Assignment:
An exact restatement of the entire listing is needed, excluding all images.

Extracted entries:
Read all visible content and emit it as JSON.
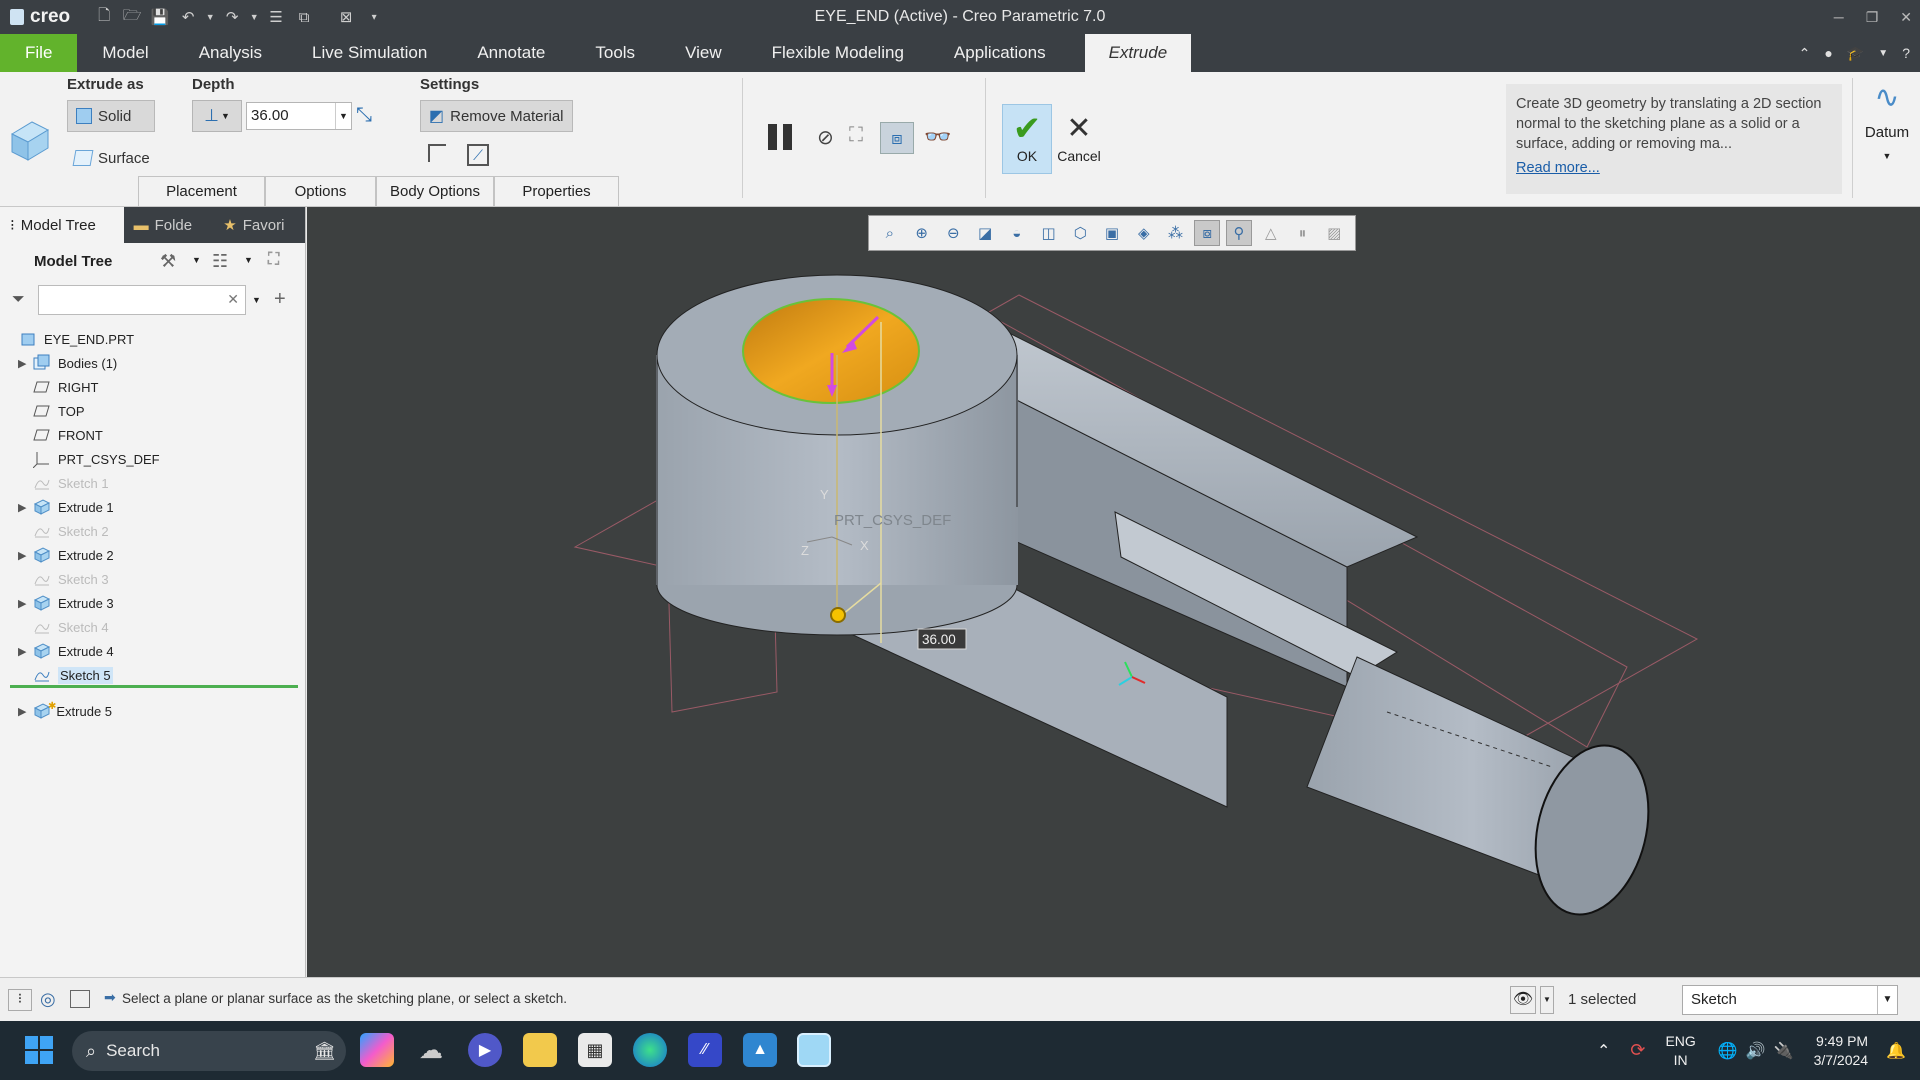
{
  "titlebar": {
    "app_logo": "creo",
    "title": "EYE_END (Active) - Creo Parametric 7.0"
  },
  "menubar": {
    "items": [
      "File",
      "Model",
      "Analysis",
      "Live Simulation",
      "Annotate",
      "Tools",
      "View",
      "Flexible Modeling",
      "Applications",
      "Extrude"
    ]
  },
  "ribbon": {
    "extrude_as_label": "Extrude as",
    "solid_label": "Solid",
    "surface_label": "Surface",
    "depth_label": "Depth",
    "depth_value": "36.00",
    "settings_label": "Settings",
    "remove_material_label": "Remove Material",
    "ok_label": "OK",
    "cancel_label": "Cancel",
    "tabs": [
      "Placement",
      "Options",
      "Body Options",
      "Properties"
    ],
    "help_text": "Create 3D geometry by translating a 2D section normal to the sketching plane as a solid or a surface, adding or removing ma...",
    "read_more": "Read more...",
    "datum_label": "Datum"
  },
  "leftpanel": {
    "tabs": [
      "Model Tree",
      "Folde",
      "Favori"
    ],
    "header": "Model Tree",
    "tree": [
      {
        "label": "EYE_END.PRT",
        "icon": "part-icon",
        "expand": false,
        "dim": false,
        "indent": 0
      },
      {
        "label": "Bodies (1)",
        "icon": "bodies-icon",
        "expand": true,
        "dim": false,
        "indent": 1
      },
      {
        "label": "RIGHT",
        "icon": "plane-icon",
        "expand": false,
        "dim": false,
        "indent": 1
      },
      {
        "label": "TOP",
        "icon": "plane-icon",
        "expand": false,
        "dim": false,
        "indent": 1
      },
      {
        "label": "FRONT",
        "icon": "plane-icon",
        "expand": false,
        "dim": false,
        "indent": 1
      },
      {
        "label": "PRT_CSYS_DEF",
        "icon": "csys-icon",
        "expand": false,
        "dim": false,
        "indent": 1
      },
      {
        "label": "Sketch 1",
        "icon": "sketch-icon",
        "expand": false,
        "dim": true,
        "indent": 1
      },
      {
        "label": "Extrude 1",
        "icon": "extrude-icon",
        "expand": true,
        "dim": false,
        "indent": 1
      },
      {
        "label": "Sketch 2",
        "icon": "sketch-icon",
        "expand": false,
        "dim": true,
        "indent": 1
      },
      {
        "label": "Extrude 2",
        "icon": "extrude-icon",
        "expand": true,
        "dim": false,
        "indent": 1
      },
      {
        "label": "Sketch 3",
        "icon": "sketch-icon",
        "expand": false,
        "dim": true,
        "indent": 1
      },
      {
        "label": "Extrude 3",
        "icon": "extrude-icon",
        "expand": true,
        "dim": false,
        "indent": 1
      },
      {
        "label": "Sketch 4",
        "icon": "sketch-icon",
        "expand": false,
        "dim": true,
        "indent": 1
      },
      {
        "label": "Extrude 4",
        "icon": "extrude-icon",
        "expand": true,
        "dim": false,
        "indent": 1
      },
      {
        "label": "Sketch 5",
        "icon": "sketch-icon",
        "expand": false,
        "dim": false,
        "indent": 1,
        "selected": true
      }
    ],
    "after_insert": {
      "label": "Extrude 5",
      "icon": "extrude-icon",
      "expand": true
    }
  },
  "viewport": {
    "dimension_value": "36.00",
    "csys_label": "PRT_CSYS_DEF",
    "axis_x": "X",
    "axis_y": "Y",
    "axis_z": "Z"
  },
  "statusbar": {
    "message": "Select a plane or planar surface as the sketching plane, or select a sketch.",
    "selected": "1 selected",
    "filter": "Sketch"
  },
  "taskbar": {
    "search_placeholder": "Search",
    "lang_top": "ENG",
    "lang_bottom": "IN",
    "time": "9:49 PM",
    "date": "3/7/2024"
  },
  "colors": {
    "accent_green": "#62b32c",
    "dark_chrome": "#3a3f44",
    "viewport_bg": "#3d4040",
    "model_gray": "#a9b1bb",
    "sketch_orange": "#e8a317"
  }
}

Task solution:
Read all visible content and emit it as JSON.
{
  "titlebar": {
    "app_logo": "creo",
    "title": "EYE_END (Active) - Creo Parametric 7.0"
  },
  "menubar": {
    "items": [
      "File",
      "Model",
      "Analysis",
      "Live Simulation",
      "Annotate",
      "Tools",
      "View",
      "Flexible Modeling",
      "Applications",
      "Extrude"
    ]
  },
  "ribbon": {
    "extrude_as_label": "Extrude as",
    "solid_label": "Solid",
    "surface_label": "Surface",
    "depth_label": "Depth",
    "depth_value": "36.00",
    "settings_label": "Settings",
    "remove_material_label": "Remove Material",
    "ok_label": "OK",
    "cancel_label": "Cancel",
    "tabs": [
      "Placement",
      "Options",
      "Body Options",
      "Properties"
    ],
    "help_text": "Create 3D geometry by translating a 2D section normal to the sketching plane as a solid or a surface, adding or removing ma...",
    "read_more": "Read more...",
    "datum_label": "Datum"
  },
  "leftpanel": {
    "tabs": [
      "Model Tree",
      "Folde",
      "Favori"
    ],
    "header": "Model Tree",
    "tree": [
      {
        "label": "EYE_END.PRT",
        "icon": "part-icon",
        "expand": false,
        "dim": false,
        "indent": 0
      },
      {
        "label": "Bodies (1)",
        "icon": "bodies-icon",
        "expand": true,
        "dim": false,
        "indent": 1
      },
      {
        "label": "RIGHT",
        "icon": "plane-icon",
        "expand": false,
        "dim": false,
        "indent": 1
      },
      {
        "label": "TOP",
        "icon": "plane-icon",
        "expand": false,
        "dim": false,
        "indent": 1
      },
      {
        "label": "FRONT",
        "icon": "plane-icon",
        "expand": false,
        "dim": false,
        "indent": 1
      },
      {
        "label": "PRT_CSYS_DEF",
        "icon": "csys-icon",
        "expand": false,
        "dim": false,
        "indent": 1
      },
      {
        "label": "Sketch 1",
        "icon": "sketch-icon",
        "expand": false,
        "dim": true,
        "indent": 1
      },
      {
        "label": "Extrude 1",
        "icon": "extrude-icon",
        "expand": true,
        "dim": false,
        "indent": 1
      },
      {
        "label": "Sketch 2",
        "icon": "sketch-icon",
        "expand": false,
        "dim": true,
        "indent": 1
      },
      {
        "label": "Extrude 2",
        "icon": "extrude-icon",
        "expand": true,
        "dim": false,
        "indent": 1
      },
      {
        "label": "Sketch 3",
        "icon": "sketch-icon",
        "expand": false,
        "dim": true,
        "indent": 1
      },
      {
        "label": "Extrude 3",
        "icon": "extrude-icon",
        "expand": true,
        "dim": false,
        "indent": 1
      },
      {
        "label": "Sketch 4",
        "icon": "sketch-icon",
        "expand": false,
        "dim": true,
        "indent": 1
      },
      {
        "label": "Extrude 4",
        "icon": "extrude-icon",
        "expand": true,
        "dim": false,
        "indent": 1
      },
      {
        "label": "Sketch 5",
        "icon": "sketch-icon",
        "expand": false,
        "dim": false,
        "indent": 1,
        "selected": true
      }
    ],
    "after_insert": {
      "label": "Extrude 5",
      "icon": "extrude-icon",
      "expand": true
    }
  },
  "viewport": {
    "dimension_value": "36.00",
    "csys_label": "PRT_CSYS_DEF",
    "axis_x": "X",
    "axis_y": "Y",
    "axis_z": "Z"
  },
  "statusbar": {
    "message": "Select a plane or planar surface as the sketching plane, or select a sketch.",
    "selected": "1 selected",
    "filter": "Sketch"
  },
  "taskbar": {
    "search_placeholder": "Search",
    "lang_top": "ENG",
    "lang_bottom": "IN",
    "time": "9:49 PM",
    "date": "3/7/2024"
  },
  "colors": {
    "accent_green": "#62b32c",
    "dark_chrome": "#3a3f44",
    "viewport_bg": "#3d4040",
    "model_gray": "#a9b1bb",
    "sketch_orange": "#e8a317"
  }
}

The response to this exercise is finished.